jurisdiction of this court. The complaint is concluded with a
prayer for both compensatory and exemplary damages.
Each of the defendants has moved to dismiss the complaint.
In the view which I take of the case, it is not necessary to
analyze each of the motions separately or to catalogue the
several grounds upon which dismissal is sought.
Indulging every presumption in favor of the adequacy of the
complaint, including some presumptions to which the largely
conclusionary pleading is not entitled, the complaint must be
dismissed for the reason that the Act provides no statutory
basis for this private cause of action. 47 U.S.C.A. § 151 et
seq. "The Communications Act of 1934 did not create new private
rights." Scripps-Howard Radio v. FCC, 316 U.S. 4, 14, 62 S.Ct.
875, 882, 86 L.Ed. 1229. Thus, it is said in Massachusetts
Universalist Convention v. Hildreth & Rogers Co., 1 Cir.,
183 F.2d 497, 500:
"`* * * The enforcement of the Act and the
development of the concept of public interest
under the Act are thus entrusted primarily to an
administrative agency. The only function of the
courts in the enforcement of the Act is the
exercise of the right to enforce or review orders
of the Commission under Sections 401 and 402 of
the Act. McIntire v. Wm. Penn. Broadcasting Co.
of Philadelphia, 3 Cir., 151 F.2d 597.
"`In the light of the scheme of enforcement by
means of an administrative agency which Congress
has chosen to select, it cannot be held that
Congress intended to create by implication
additional rights such as [a private right of
action under the Act for breach of
contract]. * *'" (Quoting the opinion of the
District Court, Massachusetts Universalist
Convention v. Hildreth & Rogers Co., 87 F. Supp. 822,
In the absence of congressional expression of intent to the
contrary, the power granted to the FCC to enforce the Act and
to regulate broadcasting and the power of enforcement by penal

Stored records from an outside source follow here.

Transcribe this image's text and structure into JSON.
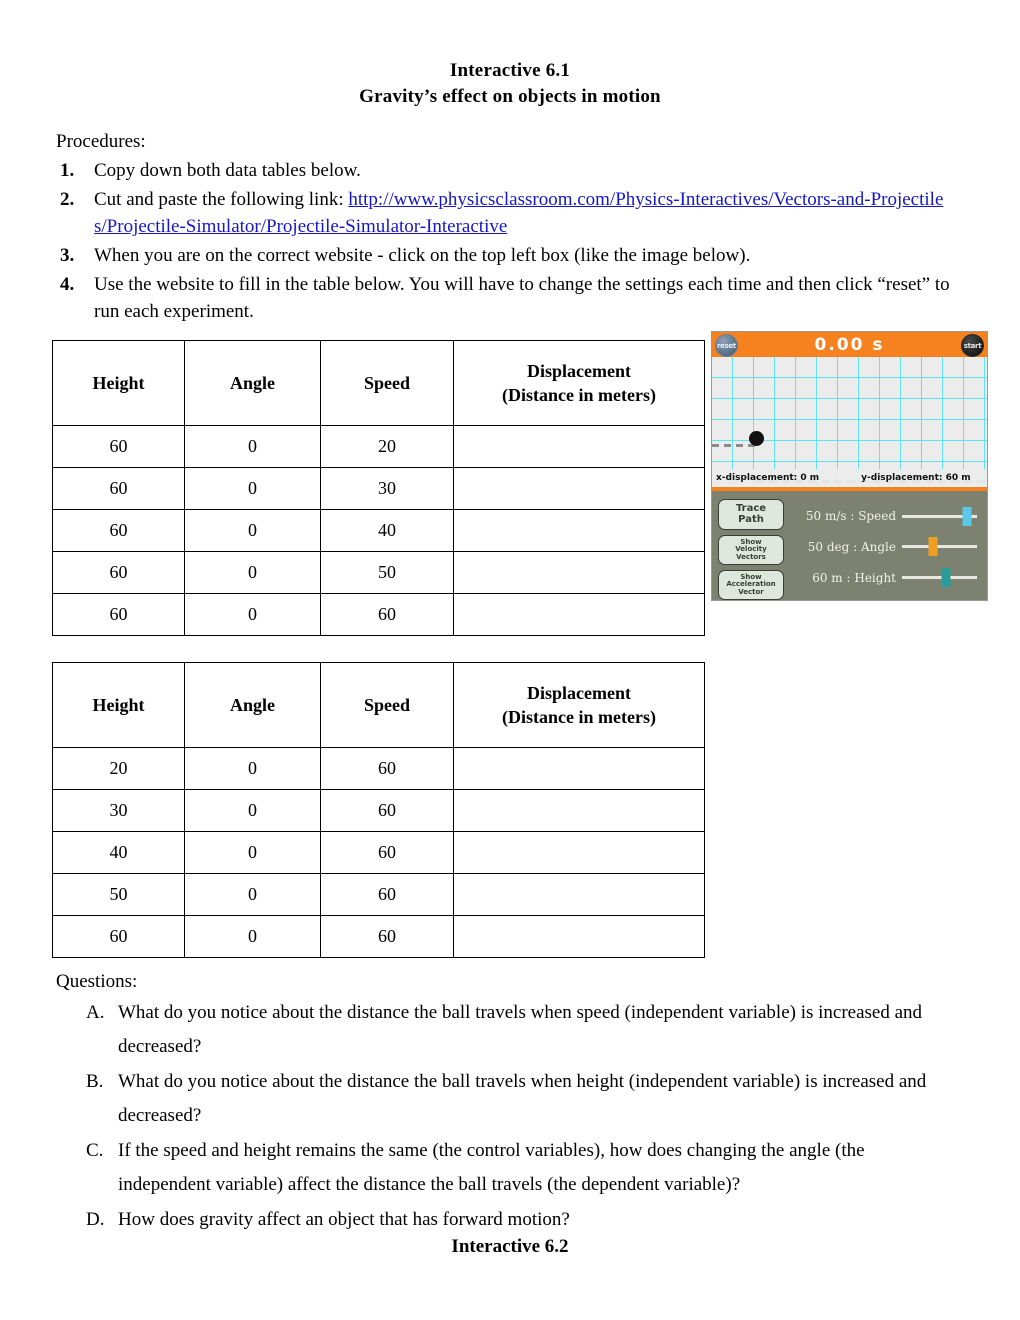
{
  "document": {
    "title_line_1": "Interactive 6.1",
    "title_line_2": "Gravity’s effect on objects in motion",
    "footer_title": "Interactive 6.2"
  },
  "procedures": {
    "heading": "Procedures:",
    "items": [
      {
        "number": "1.",
        "text": "Copy down both data tables below."
      },
      {
        "number": "2.",
        "text_before_link": "Cut and paste the following link: ",
        "link_text": "http://www.physicsclassroom.com/Physics-Interactives/Vectors-and-Projectiles/Projectile-Simulator/Projectile-Simulator-Interactive",
        "link_color": "#1616c8"
      },
      {
        "number": "3.",
        "text": "When you are on the correct website - click on the top left box (like the image below)."
      },
      {
        "number": "4.",
        "text": "Use the website to fill in the table below. You will have to change the settings each time and then click “reset” to run each experiment."
      }
    ]
  },
  "table_speed": {
    "headers": [
      "Height",
      "Angle",
      "Speed",
      "Displacement\n(Distance in meters)"
    ],
    "header_displacement_line1": "Displacement",
    "header_displacement_line2": "(Distance in meters)",
    "rows": [
      {
        "height": "60",
        "angle": "0",
        "speed": "20",
        "displacement": ""
      },
      {
        "height": "60",
        "angle": "0",
        "speed": "30",
        "displacement": ""
      },
      {
        "height": "60",
        "angle": "0",
        "speed": "40",
        "displacement": ""
      },
      {
        "height": "60",
        "angle": "0",
        "speed": "50",
        "displacement": ""
      },
      {
        "height": "60",
        "angle": "0",
        "speed": "60",
        "displacement": ""
      }
    ]
  },
  "table_height": {
    "headers": [
      "Height",
      "Angle",
      "Speed",
      "Displacement\n(Distance in meters)"
    ],
    "header_displacement_line1": "Displacement",
    "header_displacement_line2": "(Distance in meters)",
    "rows": [
      {
        "height": "20",
        "angle": "0",
        "speed": "60",
        "displacement": ""
      },
      {
        "height": "30",
        "angle": "0",
        "speed": "60",
        "displacement": ""
      },
      {
        "height": "40",
        "angle": "0",
        "speed": "60",
        "displacement": ""
      },
      {
        "height": "50",
        "angle": "0",
        "speed": "60",
        "displacement": ""
      },
      {
        "height": "60",
        "angle": "0",
        "speed": "60",
        "displacement": ""
      }
    ]
  },
  "simulator": {
    "timer": "0.00  s",
    "reset_label": "reset",
    "start_label": "start",
    "x_displacement": "x-displacement: 0 m",
    "y_displacement": "y-displacement: 60 m",
    "header_color": "#f5821f",
    "panel_color": "#7d8270",
    "grid_color": "#5fe3ef",
    "toggles": [
      {
        "line1": "Trace",
        "line2": "Path",
        "line3": ""
      },
      {
        "line1": "Show",
        "line2": "Velocity",
        "line3": "Vectors"
      },
      {
        "line1": "Show",
        "line2": "Acceleration",
        "line3": "Vector"
      }
    ],
    "sliders": [
      {
        "label": "50 m/s  : Speed",
        "value": "50 m/s",
        "name": "Speed",
        "handle_color": "#5bc8e8",
        "position_pct": 86
      },
      {
        "label": "50 deg  : Angle",
        "value": "50 deg",
        "name": "Angle",
        "handle_color": "#efa022",
        "position_pct": 41
      },
      {
        "label": "60 m  : Height",
        "value": "60 m",
        "name": "Height",
        "handle_color": "#2a9d9a",
        "position_pct": 58
      }
    ]
  },
  "questions": {
    "heading": "Questions:",
    "items": [
      {
        "letter": "A.",
        "text": "What do you notice about the distance the ball travels when speed (independent variable) is increased and decreased?"
      },
      {
        "letter": "B.",
        "text": "What do you notice about the distance the ball travels when height (independent variable) is increased and decreased?"
      },
      {
        "letter": "C.",
        "text": "If the speed and height remains the same (the control variables), how does changing the angle (the independent variable) affect the distance the ball travels (the dependent variable)?"
      },
      {
        "letter": "D.",
        "text": "How does gravity affect an object that has forward motion?"
      }
    ]
  }
}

sanctions are conclusive. Cf., Nashville Milk Co. v. Carnation
Co., 355 U.S. 373, 375, 377, 78 S.Ct. 352, 359, 2 L.Ed.2d
Felix v. Westinghouse Radio Stations, 3 Cir., 186 F.2d 1,
upon which plaintiff relies, involved only the question
whether, under the circumstances of that case, Section 315(a)
might be pleaded as a defense to an action for defamation. To
the extent that Weiss v. Los Angeles Broadcasting Co., 9 Cir.,
163 F.2d 313, carries the implication that private actions for
damages may arise out of a violation of § 315(a) the reasoning
of that opinion is respectfully rejected.
The theory of action upon which this complaint is based does
not exist under the Act. I place my decision squarely upon
that ground, and find it, therefore, unnecessary to consider
other grounds asserted for dismissal of the complaint.
The several motions to dismiss are allowed and judgment will
enter dismissing the complaint as to ...